**Excerpted data:**
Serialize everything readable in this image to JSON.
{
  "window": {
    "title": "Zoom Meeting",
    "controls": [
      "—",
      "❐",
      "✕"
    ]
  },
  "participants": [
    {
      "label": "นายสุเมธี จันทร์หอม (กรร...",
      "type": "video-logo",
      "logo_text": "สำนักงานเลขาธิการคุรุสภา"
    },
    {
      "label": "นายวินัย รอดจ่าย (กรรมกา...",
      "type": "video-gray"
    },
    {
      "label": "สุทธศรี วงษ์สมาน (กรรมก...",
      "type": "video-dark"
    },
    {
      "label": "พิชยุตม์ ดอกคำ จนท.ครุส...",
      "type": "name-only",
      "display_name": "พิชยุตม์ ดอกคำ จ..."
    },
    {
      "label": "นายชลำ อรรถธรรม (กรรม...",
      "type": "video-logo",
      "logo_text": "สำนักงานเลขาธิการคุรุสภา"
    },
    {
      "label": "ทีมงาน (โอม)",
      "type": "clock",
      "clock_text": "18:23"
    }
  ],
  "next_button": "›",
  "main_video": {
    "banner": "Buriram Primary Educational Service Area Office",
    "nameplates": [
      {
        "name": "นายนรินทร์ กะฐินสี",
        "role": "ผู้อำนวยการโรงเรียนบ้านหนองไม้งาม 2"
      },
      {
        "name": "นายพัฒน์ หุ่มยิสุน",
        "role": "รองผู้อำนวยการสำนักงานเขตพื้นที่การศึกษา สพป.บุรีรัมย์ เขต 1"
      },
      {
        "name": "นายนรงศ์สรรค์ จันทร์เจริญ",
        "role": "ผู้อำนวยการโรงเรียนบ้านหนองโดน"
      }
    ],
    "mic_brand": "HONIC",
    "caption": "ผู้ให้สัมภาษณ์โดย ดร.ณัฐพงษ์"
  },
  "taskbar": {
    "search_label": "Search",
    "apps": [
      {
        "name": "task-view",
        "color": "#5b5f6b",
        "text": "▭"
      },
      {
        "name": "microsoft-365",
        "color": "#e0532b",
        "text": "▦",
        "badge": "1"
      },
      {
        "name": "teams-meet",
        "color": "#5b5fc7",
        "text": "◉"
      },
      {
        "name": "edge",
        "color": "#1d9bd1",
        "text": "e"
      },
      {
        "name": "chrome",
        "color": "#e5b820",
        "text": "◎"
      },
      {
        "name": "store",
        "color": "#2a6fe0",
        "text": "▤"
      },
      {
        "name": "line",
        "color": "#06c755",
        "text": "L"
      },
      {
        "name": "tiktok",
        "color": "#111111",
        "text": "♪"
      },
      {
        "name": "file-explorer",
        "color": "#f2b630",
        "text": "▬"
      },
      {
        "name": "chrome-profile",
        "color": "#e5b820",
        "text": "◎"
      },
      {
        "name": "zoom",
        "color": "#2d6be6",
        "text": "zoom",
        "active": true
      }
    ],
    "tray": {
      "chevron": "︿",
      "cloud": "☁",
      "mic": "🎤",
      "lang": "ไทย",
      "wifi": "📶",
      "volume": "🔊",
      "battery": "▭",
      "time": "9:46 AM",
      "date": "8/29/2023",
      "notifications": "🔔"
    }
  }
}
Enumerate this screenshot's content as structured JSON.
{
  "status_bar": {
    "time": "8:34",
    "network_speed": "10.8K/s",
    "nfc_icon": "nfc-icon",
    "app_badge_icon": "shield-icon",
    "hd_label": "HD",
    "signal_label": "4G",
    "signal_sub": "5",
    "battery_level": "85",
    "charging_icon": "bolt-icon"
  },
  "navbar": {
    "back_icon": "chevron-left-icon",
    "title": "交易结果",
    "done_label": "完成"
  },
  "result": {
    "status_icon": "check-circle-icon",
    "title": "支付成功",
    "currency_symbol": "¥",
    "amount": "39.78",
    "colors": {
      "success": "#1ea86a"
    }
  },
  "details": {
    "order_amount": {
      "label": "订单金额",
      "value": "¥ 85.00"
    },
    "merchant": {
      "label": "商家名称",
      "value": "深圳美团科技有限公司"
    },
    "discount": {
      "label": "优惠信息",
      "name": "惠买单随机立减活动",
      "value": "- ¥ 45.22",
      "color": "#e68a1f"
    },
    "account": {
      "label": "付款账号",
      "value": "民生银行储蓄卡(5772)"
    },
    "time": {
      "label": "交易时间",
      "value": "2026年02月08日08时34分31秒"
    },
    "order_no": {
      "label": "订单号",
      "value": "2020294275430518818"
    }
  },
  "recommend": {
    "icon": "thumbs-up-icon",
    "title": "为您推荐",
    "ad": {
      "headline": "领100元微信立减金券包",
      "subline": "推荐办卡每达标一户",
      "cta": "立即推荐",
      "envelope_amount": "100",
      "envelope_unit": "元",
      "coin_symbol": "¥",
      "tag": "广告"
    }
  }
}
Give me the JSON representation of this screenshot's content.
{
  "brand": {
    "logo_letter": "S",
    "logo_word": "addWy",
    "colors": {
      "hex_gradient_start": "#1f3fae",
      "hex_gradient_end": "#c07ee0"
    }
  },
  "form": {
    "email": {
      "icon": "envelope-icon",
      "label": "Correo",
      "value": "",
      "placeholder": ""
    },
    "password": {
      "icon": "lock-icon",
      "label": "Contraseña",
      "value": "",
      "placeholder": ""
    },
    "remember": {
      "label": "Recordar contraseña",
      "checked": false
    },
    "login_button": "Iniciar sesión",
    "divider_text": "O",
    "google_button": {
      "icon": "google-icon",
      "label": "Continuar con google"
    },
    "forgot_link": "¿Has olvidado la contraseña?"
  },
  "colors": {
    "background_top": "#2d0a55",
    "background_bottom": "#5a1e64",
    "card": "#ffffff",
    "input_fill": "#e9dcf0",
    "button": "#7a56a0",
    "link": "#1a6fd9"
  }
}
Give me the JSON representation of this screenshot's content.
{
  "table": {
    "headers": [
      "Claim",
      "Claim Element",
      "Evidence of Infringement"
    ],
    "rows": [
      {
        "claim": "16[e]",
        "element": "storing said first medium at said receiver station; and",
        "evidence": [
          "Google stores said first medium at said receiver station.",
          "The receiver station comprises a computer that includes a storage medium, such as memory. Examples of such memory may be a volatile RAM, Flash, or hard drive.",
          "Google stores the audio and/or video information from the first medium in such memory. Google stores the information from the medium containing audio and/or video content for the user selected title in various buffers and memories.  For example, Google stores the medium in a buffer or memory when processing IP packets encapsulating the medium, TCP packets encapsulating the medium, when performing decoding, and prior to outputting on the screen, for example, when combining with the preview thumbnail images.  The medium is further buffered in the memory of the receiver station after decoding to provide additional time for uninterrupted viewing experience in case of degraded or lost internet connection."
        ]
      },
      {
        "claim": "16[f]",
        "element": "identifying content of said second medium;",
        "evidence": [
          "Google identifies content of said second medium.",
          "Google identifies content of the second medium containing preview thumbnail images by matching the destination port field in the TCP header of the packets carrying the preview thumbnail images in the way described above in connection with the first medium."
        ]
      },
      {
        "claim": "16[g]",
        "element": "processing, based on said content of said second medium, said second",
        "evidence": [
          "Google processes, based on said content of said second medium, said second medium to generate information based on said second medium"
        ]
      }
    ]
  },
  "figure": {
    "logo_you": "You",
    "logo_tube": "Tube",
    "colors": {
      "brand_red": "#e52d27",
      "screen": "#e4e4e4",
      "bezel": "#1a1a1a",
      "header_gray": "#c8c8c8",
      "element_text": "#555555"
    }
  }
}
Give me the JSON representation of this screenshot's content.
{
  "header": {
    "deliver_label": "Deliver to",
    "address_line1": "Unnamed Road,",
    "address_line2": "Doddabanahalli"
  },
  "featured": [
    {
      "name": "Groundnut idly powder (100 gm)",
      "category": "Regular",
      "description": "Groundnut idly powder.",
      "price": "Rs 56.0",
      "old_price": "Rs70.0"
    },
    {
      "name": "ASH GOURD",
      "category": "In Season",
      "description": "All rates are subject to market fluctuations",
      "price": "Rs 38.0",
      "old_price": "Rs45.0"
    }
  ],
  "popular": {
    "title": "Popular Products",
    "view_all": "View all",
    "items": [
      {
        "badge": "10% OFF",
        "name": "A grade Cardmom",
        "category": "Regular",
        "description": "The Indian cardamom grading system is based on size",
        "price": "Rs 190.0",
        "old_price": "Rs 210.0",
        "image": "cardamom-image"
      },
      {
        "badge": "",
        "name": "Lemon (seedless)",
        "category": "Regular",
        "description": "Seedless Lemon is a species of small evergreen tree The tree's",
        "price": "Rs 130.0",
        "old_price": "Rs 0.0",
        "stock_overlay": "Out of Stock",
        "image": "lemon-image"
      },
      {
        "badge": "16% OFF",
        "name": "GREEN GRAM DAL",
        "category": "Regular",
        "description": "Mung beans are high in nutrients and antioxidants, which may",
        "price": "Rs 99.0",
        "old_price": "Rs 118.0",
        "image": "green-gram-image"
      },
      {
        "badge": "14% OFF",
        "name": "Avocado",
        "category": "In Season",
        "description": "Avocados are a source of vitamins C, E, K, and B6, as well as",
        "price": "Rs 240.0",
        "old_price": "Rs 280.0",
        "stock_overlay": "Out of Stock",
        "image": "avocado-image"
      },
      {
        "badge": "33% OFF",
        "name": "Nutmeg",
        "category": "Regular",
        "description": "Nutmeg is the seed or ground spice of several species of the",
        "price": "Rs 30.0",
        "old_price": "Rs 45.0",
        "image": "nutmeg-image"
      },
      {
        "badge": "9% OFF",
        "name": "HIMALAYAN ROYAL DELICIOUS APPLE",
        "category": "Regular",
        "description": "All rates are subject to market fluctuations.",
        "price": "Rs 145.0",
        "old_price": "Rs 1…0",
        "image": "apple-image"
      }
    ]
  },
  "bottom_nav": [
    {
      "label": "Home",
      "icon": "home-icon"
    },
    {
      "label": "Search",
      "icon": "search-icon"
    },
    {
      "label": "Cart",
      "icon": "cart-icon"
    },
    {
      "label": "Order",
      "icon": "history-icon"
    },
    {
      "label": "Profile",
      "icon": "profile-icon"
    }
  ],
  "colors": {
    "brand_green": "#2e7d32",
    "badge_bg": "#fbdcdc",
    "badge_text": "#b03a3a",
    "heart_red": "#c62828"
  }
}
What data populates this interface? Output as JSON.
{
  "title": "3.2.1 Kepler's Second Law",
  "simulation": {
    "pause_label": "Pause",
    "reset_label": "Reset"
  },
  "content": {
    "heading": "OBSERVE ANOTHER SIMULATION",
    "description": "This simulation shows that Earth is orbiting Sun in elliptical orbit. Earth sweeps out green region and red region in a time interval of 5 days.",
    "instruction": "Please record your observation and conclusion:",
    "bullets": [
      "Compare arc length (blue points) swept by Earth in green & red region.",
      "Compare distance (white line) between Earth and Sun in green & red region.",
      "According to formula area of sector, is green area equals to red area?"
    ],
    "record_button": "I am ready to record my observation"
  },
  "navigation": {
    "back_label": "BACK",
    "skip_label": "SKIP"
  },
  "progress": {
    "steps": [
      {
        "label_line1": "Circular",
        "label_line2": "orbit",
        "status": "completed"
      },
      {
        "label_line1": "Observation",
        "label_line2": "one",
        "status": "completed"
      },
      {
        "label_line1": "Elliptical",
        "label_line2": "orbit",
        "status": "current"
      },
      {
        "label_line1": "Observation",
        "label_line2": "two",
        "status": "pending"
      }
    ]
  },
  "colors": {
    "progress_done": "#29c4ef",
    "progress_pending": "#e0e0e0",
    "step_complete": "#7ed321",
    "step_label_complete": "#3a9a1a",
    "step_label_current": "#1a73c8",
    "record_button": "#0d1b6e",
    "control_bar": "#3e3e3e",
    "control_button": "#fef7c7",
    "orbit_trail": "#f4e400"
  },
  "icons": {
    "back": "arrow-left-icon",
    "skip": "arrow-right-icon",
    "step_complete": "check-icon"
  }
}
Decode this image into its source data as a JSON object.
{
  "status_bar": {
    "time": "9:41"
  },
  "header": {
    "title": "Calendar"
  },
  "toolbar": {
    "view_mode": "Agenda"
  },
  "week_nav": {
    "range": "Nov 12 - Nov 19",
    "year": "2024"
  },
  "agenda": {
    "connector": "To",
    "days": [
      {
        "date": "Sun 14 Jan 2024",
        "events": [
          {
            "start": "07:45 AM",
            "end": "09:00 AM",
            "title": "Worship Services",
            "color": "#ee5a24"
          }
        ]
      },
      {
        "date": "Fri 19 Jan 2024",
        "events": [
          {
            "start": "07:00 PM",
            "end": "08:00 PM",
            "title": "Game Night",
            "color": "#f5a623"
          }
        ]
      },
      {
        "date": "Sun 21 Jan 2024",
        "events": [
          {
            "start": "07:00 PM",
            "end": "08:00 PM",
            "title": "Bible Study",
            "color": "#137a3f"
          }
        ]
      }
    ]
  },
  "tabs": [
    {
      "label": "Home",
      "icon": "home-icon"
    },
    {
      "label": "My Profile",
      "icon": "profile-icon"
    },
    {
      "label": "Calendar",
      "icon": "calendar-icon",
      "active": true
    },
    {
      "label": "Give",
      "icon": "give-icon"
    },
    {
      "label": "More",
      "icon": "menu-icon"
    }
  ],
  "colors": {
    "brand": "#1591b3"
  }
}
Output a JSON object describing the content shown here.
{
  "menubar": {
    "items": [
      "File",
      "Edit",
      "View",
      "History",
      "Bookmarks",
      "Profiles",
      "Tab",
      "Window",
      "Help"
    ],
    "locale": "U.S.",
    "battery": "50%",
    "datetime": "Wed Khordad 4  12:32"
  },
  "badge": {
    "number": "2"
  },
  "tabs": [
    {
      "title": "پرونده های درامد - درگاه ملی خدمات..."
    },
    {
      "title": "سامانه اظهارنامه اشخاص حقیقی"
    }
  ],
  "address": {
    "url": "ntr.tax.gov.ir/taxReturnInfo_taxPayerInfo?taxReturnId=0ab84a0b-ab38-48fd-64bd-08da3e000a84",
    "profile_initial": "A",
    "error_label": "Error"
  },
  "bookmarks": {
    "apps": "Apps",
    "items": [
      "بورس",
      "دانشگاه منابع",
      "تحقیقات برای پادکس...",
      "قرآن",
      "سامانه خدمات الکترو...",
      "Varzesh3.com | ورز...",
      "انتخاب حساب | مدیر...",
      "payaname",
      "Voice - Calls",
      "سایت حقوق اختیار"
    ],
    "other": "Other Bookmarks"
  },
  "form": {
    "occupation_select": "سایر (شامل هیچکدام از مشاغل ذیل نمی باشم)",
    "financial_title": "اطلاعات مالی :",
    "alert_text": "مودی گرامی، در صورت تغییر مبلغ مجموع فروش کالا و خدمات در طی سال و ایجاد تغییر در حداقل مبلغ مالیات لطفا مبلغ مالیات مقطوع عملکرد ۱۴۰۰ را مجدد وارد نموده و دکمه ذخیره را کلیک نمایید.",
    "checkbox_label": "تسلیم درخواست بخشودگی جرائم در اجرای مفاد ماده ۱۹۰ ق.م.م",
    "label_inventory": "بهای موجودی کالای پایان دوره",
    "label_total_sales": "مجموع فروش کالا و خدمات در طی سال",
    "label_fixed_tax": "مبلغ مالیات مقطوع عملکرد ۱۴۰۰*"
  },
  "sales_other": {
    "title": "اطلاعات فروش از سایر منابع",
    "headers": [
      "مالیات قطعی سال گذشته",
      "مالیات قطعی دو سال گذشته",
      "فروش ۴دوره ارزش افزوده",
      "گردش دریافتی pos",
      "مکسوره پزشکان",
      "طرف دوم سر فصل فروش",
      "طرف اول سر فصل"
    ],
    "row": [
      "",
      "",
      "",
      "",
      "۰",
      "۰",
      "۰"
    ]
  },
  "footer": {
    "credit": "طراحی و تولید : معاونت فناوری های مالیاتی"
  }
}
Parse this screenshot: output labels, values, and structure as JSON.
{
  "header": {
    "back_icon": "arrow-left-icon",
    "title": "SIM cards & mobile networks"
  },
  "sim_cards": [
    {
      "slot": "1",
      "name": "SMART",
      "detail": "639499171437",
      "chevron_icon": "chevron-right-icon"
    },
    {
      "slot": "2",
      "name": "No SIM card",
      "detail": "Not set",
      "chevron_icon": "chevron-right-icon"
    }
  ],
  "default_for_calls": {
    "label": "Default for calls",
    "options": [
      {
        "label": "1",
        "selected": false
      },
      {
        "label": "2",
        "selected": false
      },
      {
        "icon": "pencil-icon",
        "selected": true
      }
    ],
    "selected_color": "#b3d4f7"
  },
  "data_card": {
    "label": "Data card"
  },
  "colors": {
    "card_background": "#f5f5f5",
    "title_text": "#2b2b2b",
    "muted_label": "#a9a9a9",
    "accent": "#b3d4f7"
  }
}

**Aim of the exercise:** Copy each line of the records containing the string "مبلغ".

**Your solution:**
    "alert_text": "مودی گرامی، در صورت تغییر مبلغ مجموع فروش کالا و خدمات در طی سال و ایجاد تغییر در حداقل مبلغ مالیات لطفا مبلغ مالیات مقطوع عملکرد ۱۴۰۰ را مجدد وارد نموده و دکمه ذخیره را کلیک نمایید.",
    "label_fixed_tax": "مبلغ مالیات مقطوع عملکرد ۱۴۰۰*"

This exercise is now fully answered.